Miller’s first album is an underrated psychedelic masterpiece. The lineup features Miller and Boz Scaggs on guitar, Lonnie Turner on bass, Jim Peterman on Hammond organ and mellotron, Tim Davis on drums, with all of the group sharing vocals. The first song is one of several such songs heralding the new dawn common in rock’s first psychedelic era. Bob Dylan talked about a “thin, mercury” sound to describe his Blonde on Blonde album. Miller and company create their own version of that sound here. Ben Sidran sits in on harpsichord on “Baby’s Calling Me Home,” the tune that opens the second side.
This eponymous disc is the only set ever released by Ramsey, the one recorded Texan identified with the Outlaw Country movement of the 1970s who never got the recognition he deserved. Recorded on Leon Russell’s label Shelter, it features Russell and a good number of his band The Shelter People. Several of the tunes on this disc were popularized by other musicians, ranging from The Captain and Tennille to Jimmy Buffett and Widespread Panic.
Ron Jacobs’ book on the Seventies, Daydream Sunset, will published by CounterPunch this summer.
François Bourassa Quartet: Idiosyncrasie.
Existing somewhere between Thelonious Monk and Sviatoslav Richter, François Bourassa hits the piano with everything from the clang of a methed-out pipe wrench to the whisper of a shy virgin butterfly. His songs are caution-thrown-to-the-wind explorations of where jazz can be taken and where it can take us. The rest of the quartet: André Leroux on saxophones and clarinet, Guy Boisvert on bass and Philippe Melanson on percussion, all add solid and complementary voices to the whole, moving from neo-classical hauntings to experimental tripping out-thereness, with moments reminiscent of the best of the Art Ensemble of Chicago, Claude Bolling and Horace Silver’s Jazz Messengers days (yes, the Hank Mobley sax comparison is apropos – Leroux is killer). I caught their show at the Sunset-Sunside Jazz Club in Paris and somehow avoided a third bottle of wine in order to have the cash to pick up this CD – they were that good.

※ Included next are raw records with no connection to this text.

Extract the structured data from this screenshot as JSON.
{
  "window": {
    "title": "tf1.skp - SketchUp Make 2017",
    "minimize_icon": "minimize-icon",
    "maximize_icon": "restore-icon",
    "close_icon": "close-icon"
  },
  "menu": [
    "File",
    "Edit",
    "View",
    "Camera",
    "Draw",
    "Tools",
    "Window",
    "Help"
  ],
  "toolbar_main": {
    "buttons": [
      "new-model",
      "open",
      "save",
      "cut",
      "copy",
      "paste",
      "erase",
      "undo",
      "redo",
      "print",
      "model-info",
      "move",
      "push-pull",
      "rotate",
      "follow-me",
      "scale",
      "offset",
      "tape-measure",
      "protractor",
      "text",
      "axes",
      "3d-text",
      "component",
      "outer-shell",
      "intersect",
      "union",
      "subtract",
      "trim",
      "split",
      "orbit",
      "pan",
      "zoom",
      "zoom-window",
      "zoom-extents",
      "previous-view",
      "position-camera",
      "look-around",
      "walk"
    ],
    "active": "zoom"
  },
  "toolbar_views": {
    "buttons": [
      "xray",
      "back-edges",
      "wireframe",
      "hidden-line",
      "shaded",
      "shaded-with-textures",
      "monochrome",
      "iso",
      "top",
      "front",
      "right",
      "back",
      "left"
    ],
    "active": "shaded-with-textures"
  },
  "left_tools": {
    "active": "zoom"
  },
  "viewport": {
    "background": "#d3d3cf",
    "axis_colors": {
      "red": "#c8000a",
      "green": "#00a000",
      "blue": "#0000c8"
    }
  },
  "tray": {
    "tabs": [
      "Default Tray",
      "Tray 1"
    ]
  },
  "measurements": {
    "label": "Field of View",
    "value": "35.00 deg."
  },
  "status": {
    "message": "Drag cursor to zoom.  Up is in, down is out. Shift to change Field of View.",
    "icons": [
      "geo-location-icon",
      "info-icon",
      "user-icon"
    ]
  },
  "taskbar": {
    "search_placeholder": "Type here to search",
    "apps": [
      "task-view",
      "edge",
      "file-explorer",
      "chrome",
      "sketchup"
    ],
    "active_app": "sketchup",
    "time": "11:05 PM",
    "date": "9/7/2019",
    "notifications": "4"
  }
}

Marc Beaudin edits the Poets’ Basement for CounterPunch.